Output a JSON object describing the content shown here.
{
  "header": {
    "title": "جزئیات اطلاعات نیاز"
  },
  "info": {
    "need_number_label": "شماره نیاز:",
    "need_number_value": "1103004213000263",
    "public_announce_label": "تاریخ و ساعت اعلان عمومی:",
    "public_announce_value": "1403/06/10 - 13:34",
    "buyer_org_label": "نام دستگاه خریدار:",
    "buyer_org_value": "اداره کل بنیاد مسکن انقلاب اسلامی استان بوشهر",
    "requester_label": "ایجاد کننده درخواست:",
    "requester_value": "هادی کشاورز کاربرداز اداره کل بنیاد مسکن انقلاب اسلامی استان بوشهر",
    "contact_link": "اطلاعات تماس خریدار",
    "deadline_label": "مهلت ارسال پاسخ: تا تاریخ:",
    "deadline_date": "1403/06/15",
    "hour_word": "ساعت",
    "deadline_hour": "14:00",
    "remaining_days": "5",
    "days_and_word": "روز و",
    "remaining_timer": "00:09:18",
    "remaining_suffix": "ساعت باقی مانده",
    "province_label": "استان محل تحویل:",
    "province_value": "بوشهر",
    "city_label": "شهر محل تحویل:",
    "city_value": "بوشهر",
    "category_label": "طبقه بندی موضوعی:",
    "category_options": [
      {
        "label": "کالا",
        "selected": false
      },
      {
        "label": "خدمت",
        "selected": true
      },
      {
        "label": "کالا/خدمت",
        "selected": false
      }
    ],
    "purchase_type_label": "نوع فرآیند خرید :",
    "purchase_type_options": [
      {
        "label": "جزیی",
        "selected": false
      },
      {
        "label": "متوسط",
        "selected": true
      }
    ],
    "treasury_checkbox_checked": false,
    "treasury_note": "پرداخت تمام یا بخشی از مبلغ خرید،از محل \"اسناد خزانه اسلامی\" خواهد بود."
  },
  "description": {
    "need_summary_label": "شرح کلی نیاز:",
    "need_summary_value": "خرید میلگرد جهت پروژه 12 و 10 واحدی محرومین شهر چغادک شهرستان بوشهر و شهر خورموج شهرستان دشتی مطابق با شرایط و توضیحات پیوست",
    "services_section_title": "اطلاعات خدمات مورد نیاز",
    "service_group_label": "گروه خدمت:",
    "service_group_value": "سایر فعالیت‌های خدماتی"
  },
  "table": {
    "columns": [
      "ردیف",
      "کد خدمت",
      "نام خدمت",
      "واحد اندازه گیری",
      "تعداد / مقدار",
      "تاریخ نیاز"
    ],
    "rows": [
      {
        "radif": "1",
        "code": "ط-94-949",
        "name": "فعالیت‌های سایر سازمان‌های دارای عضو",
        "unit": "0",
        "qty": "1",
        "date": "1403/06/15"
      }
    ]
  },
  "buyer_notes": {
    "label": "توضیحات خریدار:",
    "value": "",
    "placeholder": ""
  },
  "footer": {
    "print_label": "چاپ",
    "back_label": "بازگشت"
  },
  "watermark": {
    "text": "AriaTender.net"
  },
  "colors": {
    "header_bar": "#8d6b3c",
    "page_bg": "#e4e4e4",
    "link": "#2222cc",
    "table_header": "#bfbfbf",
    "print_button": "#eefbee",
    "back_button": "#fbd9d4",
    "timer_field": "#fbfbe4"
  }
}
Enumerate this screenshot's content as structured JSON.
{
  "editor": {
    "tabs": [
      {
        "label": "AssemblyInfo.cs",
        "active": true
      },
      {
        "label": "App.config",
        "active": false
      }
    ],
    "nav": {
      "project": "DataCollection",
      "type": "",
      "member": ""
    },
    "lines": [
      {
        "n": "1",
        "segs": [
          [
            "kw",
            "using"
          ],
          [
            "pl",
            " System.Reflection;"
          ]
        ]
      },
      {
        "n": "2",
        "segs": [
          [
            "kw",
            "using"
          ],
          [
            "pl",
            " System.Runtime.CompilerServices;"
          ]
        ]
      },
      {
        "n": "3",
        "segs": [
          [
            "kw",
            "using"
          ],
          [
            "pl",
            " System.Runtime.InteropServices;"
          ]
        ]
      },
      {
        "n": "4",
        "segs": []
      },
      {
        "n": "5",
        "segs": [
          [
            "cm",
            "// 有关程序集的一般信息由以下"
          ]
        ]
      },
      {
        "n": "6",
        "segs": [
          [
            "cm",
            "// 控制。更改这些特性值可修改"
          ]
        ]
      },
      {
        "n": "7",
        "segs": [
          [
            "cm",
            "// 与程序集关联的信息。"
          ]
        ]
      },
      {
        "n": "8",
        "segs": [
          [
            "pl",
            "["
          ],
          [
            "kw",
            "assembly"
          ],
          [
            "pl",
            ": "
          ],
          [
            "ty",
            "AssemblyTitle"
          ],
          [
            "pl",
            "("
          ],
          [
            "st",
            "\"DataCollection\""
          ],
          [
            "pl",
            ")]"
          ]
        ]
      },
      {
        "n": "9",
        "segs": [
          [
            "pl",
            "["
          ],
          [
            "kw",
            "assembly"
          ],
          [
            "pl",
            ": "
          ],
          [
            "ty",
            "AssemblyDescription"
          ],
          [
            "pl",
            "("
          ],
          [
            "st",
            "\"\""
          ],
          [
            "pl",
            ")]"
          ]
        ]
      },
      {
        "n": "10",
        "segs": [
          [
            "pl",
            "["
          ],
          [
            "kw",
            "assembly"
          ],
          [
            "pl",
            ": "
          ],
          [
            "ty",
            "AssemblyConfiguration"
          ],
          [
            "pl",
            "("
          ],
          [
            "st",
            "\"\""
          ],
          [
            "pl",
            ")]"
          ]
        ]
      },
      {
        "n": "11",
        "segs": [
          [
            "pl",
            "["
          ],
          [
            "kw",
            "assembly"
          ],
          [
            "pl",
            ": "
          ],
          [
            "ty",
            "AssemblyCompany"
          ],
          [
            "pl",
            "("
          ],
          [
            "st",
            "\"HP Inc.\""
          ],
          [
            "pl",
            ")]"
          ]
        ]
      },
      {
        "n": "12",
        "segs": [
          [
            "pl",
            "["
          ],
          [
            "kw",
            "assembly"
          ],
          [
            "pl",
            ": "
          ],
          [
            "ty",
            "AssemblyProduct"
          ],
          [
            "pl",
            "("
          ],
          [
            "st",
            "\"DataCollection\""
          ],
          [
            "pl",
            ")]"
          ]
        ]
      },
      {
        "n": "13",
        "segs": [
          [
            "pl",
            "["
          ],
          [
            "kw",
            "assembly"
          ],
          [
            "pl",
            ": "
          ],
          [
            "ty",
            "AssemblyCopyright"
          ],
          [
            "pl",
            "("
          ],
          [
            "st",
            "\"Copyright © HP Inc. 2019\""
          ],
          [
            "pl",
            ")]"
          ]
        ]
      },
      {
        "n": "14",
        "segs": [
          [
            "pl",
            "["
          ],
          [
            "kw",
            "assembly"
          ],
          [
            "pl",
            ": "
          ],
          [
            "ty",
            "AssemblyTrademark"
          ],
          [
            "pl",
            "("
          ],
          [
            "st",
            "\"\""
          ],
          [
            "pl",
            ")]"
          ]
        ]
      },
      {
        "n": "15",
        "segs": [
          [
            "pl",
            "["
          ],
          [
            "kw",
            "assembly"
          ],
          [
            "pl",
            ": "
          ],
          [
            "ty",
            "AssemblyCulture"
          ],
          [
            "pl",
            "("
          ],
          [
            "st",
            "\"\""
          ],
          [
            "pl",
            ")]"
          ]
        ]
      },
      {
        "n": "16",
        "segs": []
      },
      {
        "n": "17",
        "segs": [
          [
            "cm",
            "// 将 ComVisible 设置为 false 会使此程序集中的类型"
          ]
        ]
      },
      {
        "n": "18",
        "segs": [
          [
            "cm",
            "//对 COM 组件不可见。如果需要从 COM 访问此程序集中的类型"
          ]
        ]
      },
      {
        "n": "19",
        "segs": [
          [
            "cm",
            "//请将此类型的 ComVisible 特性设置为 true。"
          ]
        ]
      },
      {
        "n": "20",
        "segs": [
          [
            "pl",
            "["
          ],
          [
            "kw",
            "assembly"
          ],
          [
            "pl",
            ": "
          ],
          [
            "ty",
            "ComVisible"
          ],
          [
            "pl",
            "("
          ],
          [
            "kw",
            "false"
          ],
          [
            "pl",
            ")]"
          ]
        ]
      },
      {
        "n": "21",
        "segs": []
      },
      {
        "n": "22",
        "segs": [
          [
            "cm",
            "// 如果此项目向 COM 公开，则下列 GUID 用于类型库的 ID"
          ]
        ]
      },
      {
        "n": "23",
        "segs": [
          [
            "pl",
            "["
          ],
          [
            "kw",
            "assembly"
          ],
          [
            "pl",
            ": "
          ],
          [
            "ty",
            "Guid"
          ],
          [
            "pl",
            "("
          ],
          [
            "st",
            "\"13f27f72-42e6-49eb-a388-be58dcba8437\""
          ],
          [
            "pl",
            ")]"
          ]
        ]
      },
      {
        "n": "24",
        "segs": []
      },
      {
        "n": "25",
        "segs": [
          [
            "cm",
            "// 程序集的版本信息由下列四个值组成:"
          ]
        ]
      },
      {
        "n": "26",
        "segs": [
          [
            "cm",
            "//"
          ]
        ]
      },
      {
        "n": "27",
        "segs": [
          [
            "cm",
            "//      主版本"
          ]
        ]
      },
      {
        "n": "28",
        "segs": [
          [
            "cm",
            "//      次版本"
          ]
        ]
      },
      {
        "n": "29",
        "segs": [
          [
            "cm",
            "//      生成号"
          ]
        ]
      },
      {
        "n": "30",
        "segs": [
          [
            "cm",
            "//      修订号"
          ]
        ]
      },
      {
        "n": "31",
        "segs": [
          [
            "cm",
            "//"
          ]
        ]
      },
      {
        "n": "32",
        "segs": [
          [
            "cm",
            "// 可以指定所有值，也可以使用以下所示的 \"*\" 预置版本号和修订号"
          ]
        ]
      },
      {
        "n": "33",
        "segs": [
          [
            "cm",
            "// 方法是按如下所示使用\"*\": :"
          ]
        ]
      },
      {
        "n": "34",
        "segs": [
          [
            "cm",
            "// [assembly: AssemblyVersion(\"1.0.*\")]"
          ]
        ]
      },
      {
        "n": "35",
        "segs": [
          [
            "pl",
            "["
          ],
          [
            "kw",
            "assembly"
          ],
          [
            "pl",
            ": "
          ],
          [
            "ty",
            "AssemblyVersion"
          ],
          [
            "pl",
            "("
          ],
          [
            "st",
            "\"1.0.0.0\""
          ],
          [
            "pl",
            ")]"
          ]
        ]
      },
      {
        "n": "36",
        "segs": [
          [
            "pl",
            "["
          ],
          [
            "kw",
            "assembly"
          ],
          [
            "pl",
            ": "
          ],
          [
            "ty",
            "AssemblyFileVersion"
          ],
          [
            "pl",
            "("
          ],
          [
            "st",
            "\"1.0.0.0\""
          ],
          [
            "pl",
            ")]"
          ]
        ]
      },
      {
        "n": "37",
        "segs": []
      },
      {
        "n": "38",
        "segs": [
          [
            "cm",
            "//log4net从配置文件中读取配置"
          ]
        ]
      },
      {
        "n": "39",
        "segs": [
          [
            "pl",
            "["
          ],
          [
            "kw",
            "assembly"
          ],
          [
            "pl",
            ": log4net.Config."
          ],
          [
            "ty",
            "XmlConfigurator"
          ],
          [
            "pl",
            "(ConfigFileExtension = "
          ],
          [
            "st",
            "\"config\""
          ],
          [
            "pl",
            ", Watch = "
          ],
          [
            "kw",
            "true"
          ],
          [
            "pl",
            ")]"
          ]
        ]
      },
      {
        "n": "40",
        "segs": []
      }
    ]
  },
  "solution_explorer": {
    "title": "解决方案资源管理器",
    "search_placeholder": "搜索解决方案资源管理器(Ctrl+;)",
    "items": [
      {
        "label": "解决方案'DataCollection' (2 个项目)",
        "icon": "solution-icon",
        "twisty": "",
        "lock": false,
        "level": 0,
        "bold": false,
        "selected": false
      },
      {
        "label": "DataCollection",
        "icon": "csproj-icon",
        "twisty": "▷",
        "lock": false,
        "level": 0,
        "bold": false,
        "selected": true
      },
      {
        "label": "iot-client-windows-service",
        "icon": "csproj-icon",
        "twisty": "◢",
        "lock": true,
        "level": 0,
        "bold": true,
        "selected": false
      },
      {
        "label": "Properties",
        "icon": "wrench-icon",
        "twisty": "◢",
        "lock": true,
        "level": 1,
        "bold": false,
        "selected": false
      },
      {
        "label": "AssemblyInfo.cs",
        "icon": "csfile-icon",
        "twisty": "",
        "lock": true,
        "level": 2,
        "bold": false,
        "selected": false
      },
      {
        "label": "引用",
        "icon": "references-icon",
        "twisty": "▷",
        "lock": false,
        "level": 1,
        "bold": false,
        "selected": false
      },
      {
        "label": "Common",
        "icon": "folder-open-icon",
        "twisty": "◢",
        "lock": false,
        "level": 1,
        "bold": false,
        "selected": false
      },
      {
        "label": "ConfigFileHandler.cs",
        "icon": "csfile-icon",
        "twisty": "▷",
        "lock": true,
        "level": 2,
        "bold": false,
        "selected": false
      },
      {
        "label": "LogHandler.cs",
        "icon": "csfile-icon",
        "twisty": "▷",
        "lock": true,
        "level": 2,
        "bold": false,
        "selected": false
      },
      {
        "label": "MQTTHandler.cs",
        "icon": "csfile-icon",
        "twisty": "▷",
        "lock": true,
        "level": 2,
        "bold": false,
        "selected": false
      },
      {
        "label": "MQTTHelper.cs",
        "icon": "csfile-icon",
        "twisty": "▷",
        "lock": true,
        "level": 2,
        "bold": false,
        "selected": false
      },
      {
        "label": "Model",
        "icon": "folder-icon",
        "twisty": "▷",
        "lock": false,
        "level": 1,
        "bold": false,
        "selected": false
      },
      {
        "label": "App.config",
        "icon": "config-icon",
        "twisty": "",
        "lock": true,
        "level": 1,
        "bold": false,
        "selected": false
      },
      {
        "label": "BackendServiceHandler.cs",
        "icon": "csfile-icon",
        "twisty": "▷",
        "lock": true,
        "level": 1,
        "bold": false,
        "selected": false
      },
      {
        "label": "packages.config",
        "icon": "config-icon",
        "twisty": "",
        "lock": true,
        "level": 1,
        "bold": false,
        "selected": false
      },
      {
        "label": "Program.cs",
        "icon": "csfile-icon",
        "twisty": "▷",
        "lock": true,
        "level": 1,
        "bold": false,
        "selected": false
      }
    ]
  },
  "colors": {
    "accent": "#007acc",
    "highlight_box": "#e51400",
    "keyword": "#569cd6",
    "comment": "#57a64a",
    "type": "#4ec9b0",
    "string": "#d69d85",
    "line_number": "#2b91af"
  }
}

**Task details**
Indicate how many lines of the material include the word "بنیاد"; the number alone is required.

**Response to this exercise**
2